EDITORIAL: Remembering 9/11

This year’s freshman class was born around 1999, two years before the terrorist attack on the World Trade Center and Pentagon. And whether you have memories from that horrid day or not, we all can agree that today is a day for remembrance, unity and solidarity.

Just as we have recently seen with Hurricane Harvey, our first responders are on the front lines when disasters strike. On Sept. 11, 2001, we witnessed the best New York City, Washington D.C. and the surrounding regions had to offer as first responders risked their lives to save others. Their courage and selflessness knew no bounds as men and women rushed into burning buildings in an unknown attack. Their sacrifices should be honored and revered how communities pull together in a time of need.

The world watched in the aftermath of the attacks as a nation came together to grieve the loss of innocent lives and heal the wound of a nation senselessly attacked. NATO enacted Article 5—a collective defense agreement that considers an attack against one member as an attack against all members—for the first, and only, time in history after the attacks on Sept. 11, 2001. Unity, both internationally and domestically, in peace time and war time, has served us well. Let us remember how nations can come together in defense of and support of one another so that we all may live happier, more peaceful lives.

“The only thing we have to fear is fear itself.” Wise words from Franklin D. Roosevelt’s first inaugural address still ring true today. Terrorism succeeds only if we let it change our daily lives for the worse and give up our freedoms and liberties. It is unlikely that there will be a drastic decline in terrorist incidences in the near future. However, it remains vital that we respond globally with words and actions of solidarity. This means on social media and also through better information sharing among allies. Our solidarity must be multifaceted, both symbolic and tangible, if we are to one day live in a more peaceful world.

Take some time today to reflect on how the world has changed since Sept. 11, 2001. Remember those who sacrificed their lives that day, and in all of the days that have followed, fighting terrorism and senseless violence. 
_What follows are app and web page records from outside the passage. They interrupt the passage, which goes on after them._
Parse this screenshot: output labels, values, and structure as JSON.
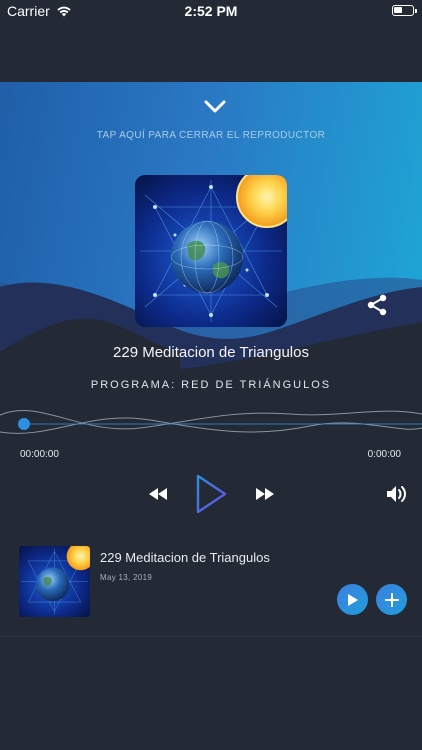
{
  "status_bar": {
    "carrier": "Carrier",
    "time": "2:52 PM"
  },
  "player": {
    "close_hint": "TAP AQUÍ PARA CERRAR EL REPRODUCTOR",
    "title": "229 Meditacion de Triangulos",
    "program": "PROGRAMA: RED DE TRIÁNGULOS",
    "progress": 0,
    "elapsed": "00:00:00",
    "duration": "0:00:00"
  },
  "episode": {
    "title": "229 Meditacion de Triangulos",
    "date": "May 13, 2019"
  },
  "colors": {
    "accent": "#2d8fe0",
    "background": "#232a36",
    "hero_start": "#1f5fa8",
    "hero_end": "#1ea7d6"
  },
  "icons": [
    "wifi-icon",
    "battery-icon",
    "chevron-down-icon",
    "share-icon",
    "rewind-icon",
    "play-icon",
    "fast-forward-icon",
    "volume-icon",
    "plus-icon"
  ]
}
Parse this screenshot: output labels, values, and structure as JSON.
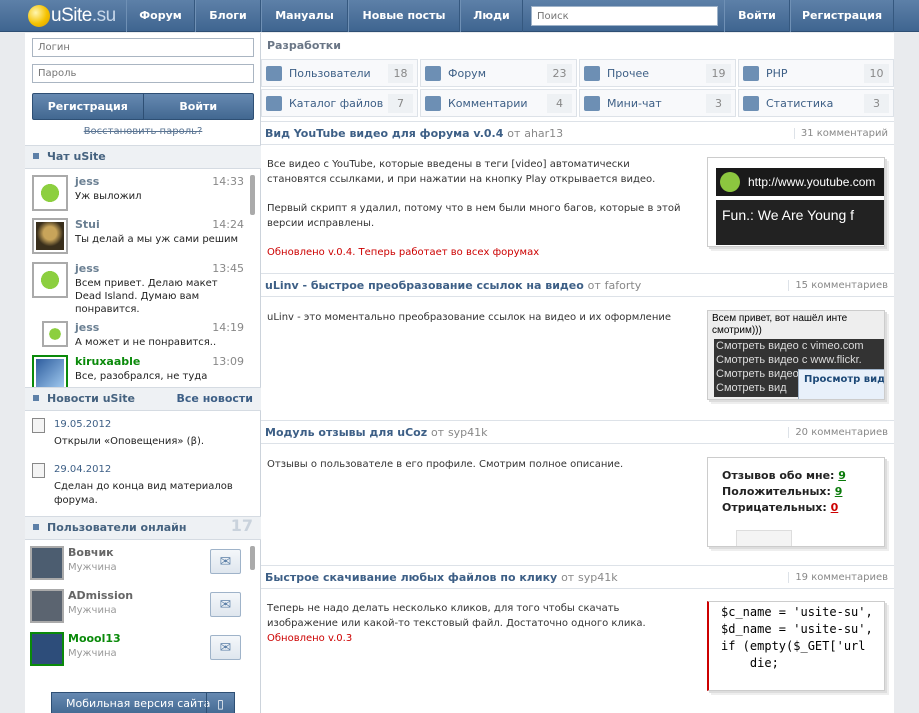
{
  "logo": {
    "main": "uSite",
    "suffix": ".su"
  },
  "nav": {
    "items": [
      "Форум",
      "Блоги",
      "Мануалы",
      "Новые посты",
      "Люди"
    ],
    "search_placeholder": "Поиск",
    "login": "Войти",
    "register": "Регистрация"
  },
  "auth": {
    "login_placeholder": "Логин",
    "password_placeholder": "Пароль",
    "register_btn": "Регистрация",
    "login_btn": "Войти",
    "restore": "Восстановить пароль?"
  },
  "chat": {
    "title": "Чат uSite",
    "messages": [
      {
        "name": "jess",
        "time": "14:33",
        "text": "Уж выложил"
      },
      {
        "name": "Stui",
        "time": "14:24",
        "text": "Ты делай а мы уж сами решим"
      },
      {
        "name": "jess",
        "time": "13:45",
        "text": "Всем привет. Делаю макет Dead Island. Думаю вам понравится."
      },
      {
        "name": "jess",
        "time": "14:19",
        "text": "А может и не понравится.."
      },
      {
        "name": "kiruxaable",
        "time": "13:09",
        "text": "Все, разобрался, не туда"
      }
    ]
  },
  "news": {
    "title": "Новости uSite",
    "all_link": "Все новости",
    "items": [
      {
        "date": "19.05.2012",
        "text": "Открыли «Оповещения» (β)."
      },
      {
        "date": "29.04.2012",
        "text": "Сделан до конца вид материалов форума."
      }
    ]
  },
  "online": {
    "title": "Пользователи онлайн",
    "count": "17",
    "users": [
      {
        "name": "Вовчик",
        "sex": "Мужчина"
      },
      {
        "name": "ADmission",
        "sex": "Мужчина"
      },
      {
        "name": "Moool13",
        "sex": "Мужчина"
      }
    ]
  },
  "mobile": "Мобильная версия сайта",
  "dev": {
    "title": "Разработки",
    "categories": [
      {
        "label": "Пользователи",
        "count": "18",
        "icon": "users-icon"
      },
      {
        "label": "Форум",
        "count": "23",
        "icon": "forum-icon"
      },
      {
        "label": "Прочее",
        "count": "19",
        "icon": "misc-icon"
      },
      {
        "label": "PHP",
        "count": "10",
        "icon": "php-icon"
      },
      {
        "label": "Каталог файлов",
        "count": "7",
        "icon": "files-icon"
      },
      {
        "label": "Комментарии",
        "count": "4",
        "icon": "comments-icon"
      },
      {
        "label": "Мини-чат",
        "count": "3",
        "icon": "minichat-icon"
      },
      {
        "label": "Статистика",
        "count": "3",
        "icon": "stats-icon"
      }
    ]
  },
  "posts": [
    {
      "title": "Вид YouTube видео для форума v.0.4",
      "by": "от",
      "author": "ahar13",
      "comments": "31 комментарий",
      "p1": "Все видео с YouTube, которые введены в теги [video] автоматически становятся ссылками, и при нажатии на кнопку Play открывается видео.",
      "p2": "Первый скрипт я удалил, потому что в нем были много багов, которые в этой версии исправлены.",
      "p3": "Обновлено v.0.4. Теперь работает во всех форумах",
      "thumb_url": "http://www.youtube.com",
      "thumb_title": "Fun.: We Are Young f"
    },
    {
      "title": "uLinv - быстрое преобразование ссылок на видео",
      "by": "от",
      "author": "faforty",
      "comments": "15 комментариев",
      "p1": "uLinv - это моментально преобразование ссылок на видео и их оформление",
      "thumb_text": "Всем привет, вот нашёл инте смотрим)))",
      "thumb_lines": [
        "Смотреть видео с vimeo.com",
        "Смотреть видео с www.flickr.",
        "Смотреть видео",
        "Смотреть вид"
      ],
      "thumb_popup": "Просмотр вид"
    },
    {
      "title": "Модуль отзывы для uCoz",
      "by": "от",
      "author": "syp41k",
      "comments": "20 комментариев",
      "p1": "Отзывы о пользователе в его профиле. Смотрим полное описание.",
      "rev_about": "Отзывов обо мне:",
      "rev_about_n": "9",
      "rev_pos": "Положительных:",
      "rev_pos_n": "9",
      "rev_neg": "Отрицательных:",
      "rev_neg_n": "0"
    },
    {
      "title": "Быстрое скачивание любых файлов по клику",
      "by": "от",
      "author": "syp41k",
      "comments": "19 комментариев",
      "p1": "Теперь не надо делать несколько кликов, для того чтобы скачать изображение или какой-то текстовый файл. Достаточно одного клика.",
      "p2": "Обновлено v.0.3",
      "code": [
        "$c_name = 'usite-su',",
        "$d_name = 'usite-su',",
        "if (empty($_GET['url",
        "    die;"
      ]
    }
  ]
}
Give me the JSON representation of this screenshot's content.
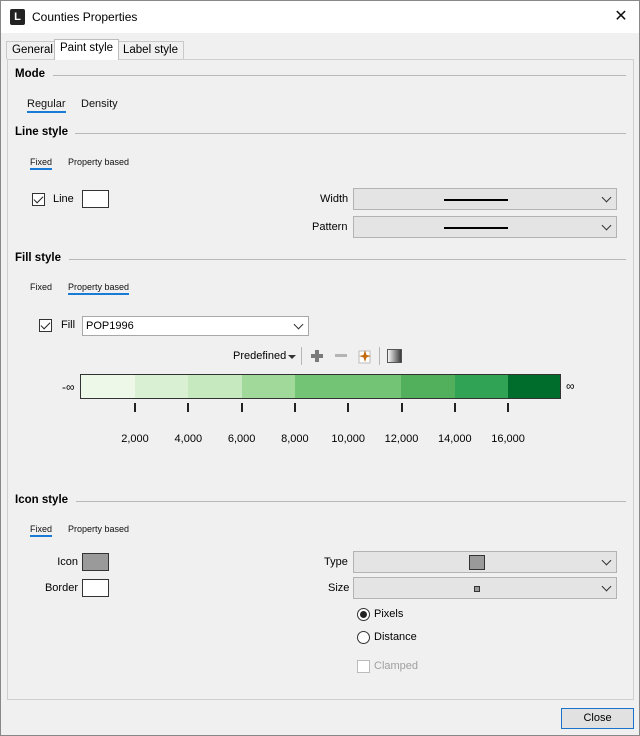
{
  "window": {
    "title": "Counties Properties",
    "app_icon_letter": "L",
    "close_glyph": "✕"
  },
  "tabs": [
    {
      "label": "General",
      "active": false
    },
    {
      "label": "Paint style",
      "active": true
    },
    {
      "label": "Label style",
      "active": false
    }
  ],
  "mode": {
    "title": "Mode",
    "options": [
      {
        "label": "Regular",
        "active": true
      },
      {
        "label": "Density",
        "active": false
      }
    ]
  },
  "line_style": {
    "title": "Line style",
    "subtabs": [
      {
        "label": "Fixed",
        "active": true
      },
      {
        "label": "Property based",
        "active": false
      }
    ],
    "line_checkbox": {
      "label": "Line",
      "checked": true
    },
    "swatch_color": "#ffffff",
    "width_label": "Width",
    "pattern_label": "Pattern"
  },
  "fill_style": {
    "title": "Fill style",
    "subtabs": [
      {
        "label": "Fixed",
        "active": false
      },
      {
        "label": "Property based",
        "active": true
      }
    ],
    "fill_checkbox": {
      "label": "Fill",
      "checked": true
    },
    "property_value": "POP1996",
    "toolbar": {
      "predefined_label": "Predefined",
      "add_icon": "plus-icon",
      "remove_icon": "minus-icon",
      "randomize_icon": "sparkle-icon",
      "gradient_icon": "gradient-icon"
    },
    "ramp": {
      "minus_infinity": "-∞",
      "plus_infinity": "∞",
      "colors": [
        "#edf8e9",
        "#d9f0d3",
        "#c7e9c0",
        "#a1d99b",
        "#74c476",
        "#74c476",
        "#52b05c",
        "#31a354",
        "#006d2c"
      ],
      "breaks": [
        2000,
        4000,
        6000,
        8000,
        10000,
        12000,
        14000,
        16000
      ],
      "break_labels": [
        "2,000",
        "4,000",
        "6,000",
        "8,000",
        "10,000",
        "12,000",
        "14,000",
        "16,000"
      ]
    }
  },
  "icon_style": {
    "title": "Icon style",
    "subtabs": [
      {
        "label": "Fixed",
        "active": true
      },
      {
        "label": "Property based",
        "active": false
      }
    ],
    "icon_label": "Icon",
    "border_label": "Border",
    "icon_color": "#9a9a9a",
    "border_color": "#ffffff",
    "type_label": "Type",
    "size_label": "Size",
    "units": [
      {
        "label": "Pixels",
        "checked": true
      },
      {
        "label": "Distance",
        "checked": false
      }
    ],
    "clamped": {
      "label": "Clamped",
      "checked": false,
      "enabled": false
    }
  },
  "footer": {
    "close_label": "Close"
  }
}
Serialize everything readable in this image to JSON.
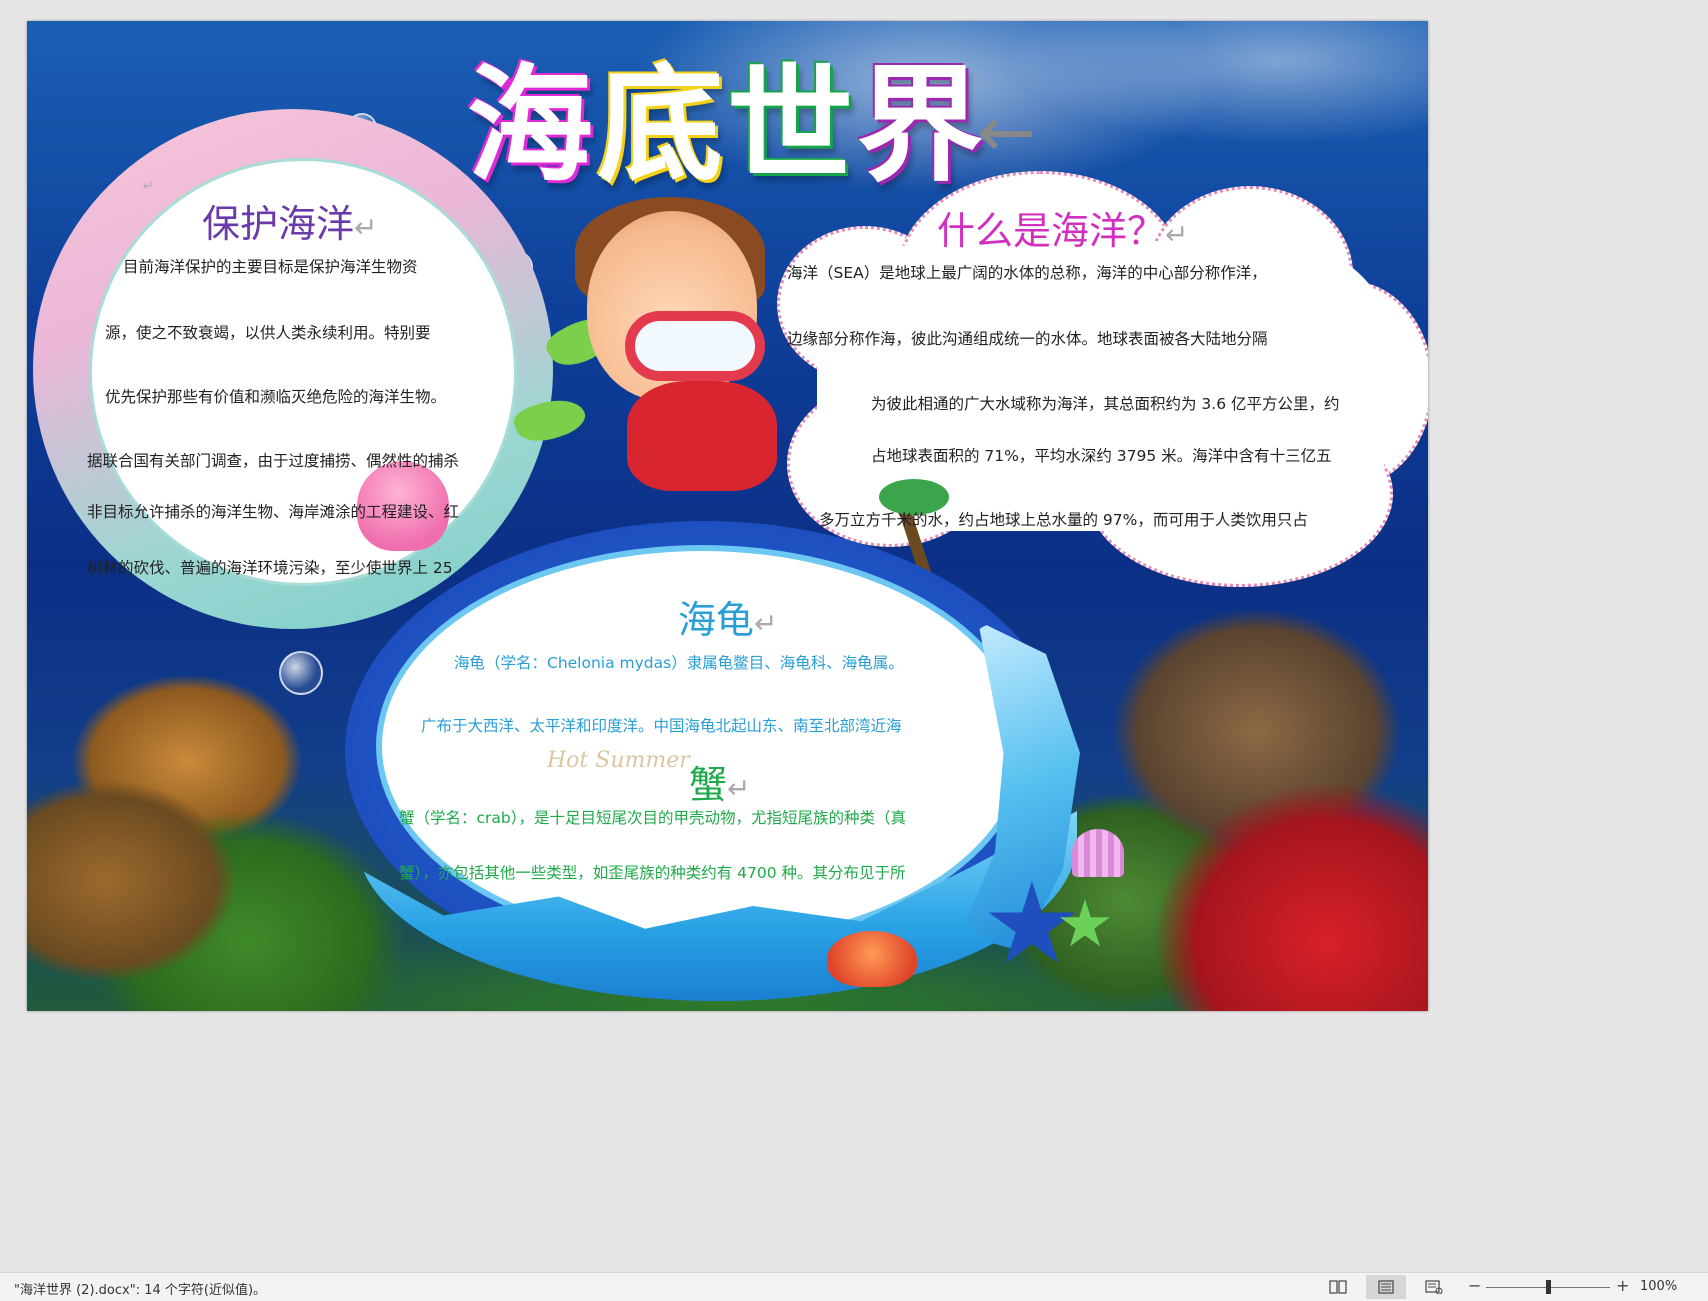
{
  "document": {
    "title": "海底世界",
    "title_chars": [
      "海",
      "底",
      "世",
      "界"
    ],
    "title_mark": "←",
    "left_panel": {
      "heading": "保护海洋",
      "heading_mark": "↵",
      "top_mark": "↵",
      "lines": [
        "目前海洋保护的主要目标是保护海洋生物资",
        "源，使之不致衰竭，以供人类永续利用。特别要",
        "优先保护那些有价值和濒临灭绝危险的海洋生物。",
        "据联合国有关部门调查，由于过度捕捞、偶然性的捕杀",
        "非目标允许捕杀的海洋生物、海岸滩涂的工程建设、红",
        "树林的砍伐、普遍的海洋环境污染，至少使世界上 25"
      ]
    },
    "right_panel": {
      "heading": "什么是海洋？",
      "heading_mark": "↵",
      "lines": [
        "海洋（SEA）是地球上最广阔的水体的总称，海洋的中心部分称作洋，",
        "边缘部分称作海，彼此沟通组成统一的水体。地球表面被各大陆地分隔",
        "为彼此相通的广大水域称为海洋，其总面积约为 3.6 亿平方公里，约",
        "占地球表面积的 71%，平均水深约 3795 米。海洋中含有十三亿五",
        "多万立方千米的水，约占地球上总水量的 97%，而可用于人类饮用只占"
      ]
    },
    "turtle_panel": {
      "heading": "海龟",
      "heading_mark": "↵",
      "lines": [
        "海龟（学名：Chelonia mydas）隶属龟鳖目、海龟科、海龟属。",
        "广布于大西洋、太平洋和印度洋。中国海龟北起山东、南至北部湾近海"
      ]
    },
    "crab_panel": {
      "heading": "蟹",
      "heading_mark": "↵",
      "lines": [
        "蟹（学名：crab），是十足目短尾次目的甲壳动物，尤指短尾族的种类（真",
        "蟹），亦包括其他一些类型，如歪尾族的种类约有 4700 种。其分布见于所"
      ]
    },
    "decor_text": "Hot Summer"
  },
  "statusbar": {
    "doc_status": "\"海洋世界 (2).docx\": 14 个字符(近似值)。",
    "zoom_minus": "−",
    "zoom_plus": "+",
    "zoom_level": "100%",
    "zoom_fraction": 0.5,
    "active_view": "print-layout"
  },
  "colors": {
    "left_heading": "#6a3aa8",
    "right_heading": "#d12fbf",
    "turtle": "#2a9fd6",
    "crab": "#1faa4a"
  }
}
Editor’s note: previously the article said students were born “three years” before the attacks. It has been corrected to “two years”.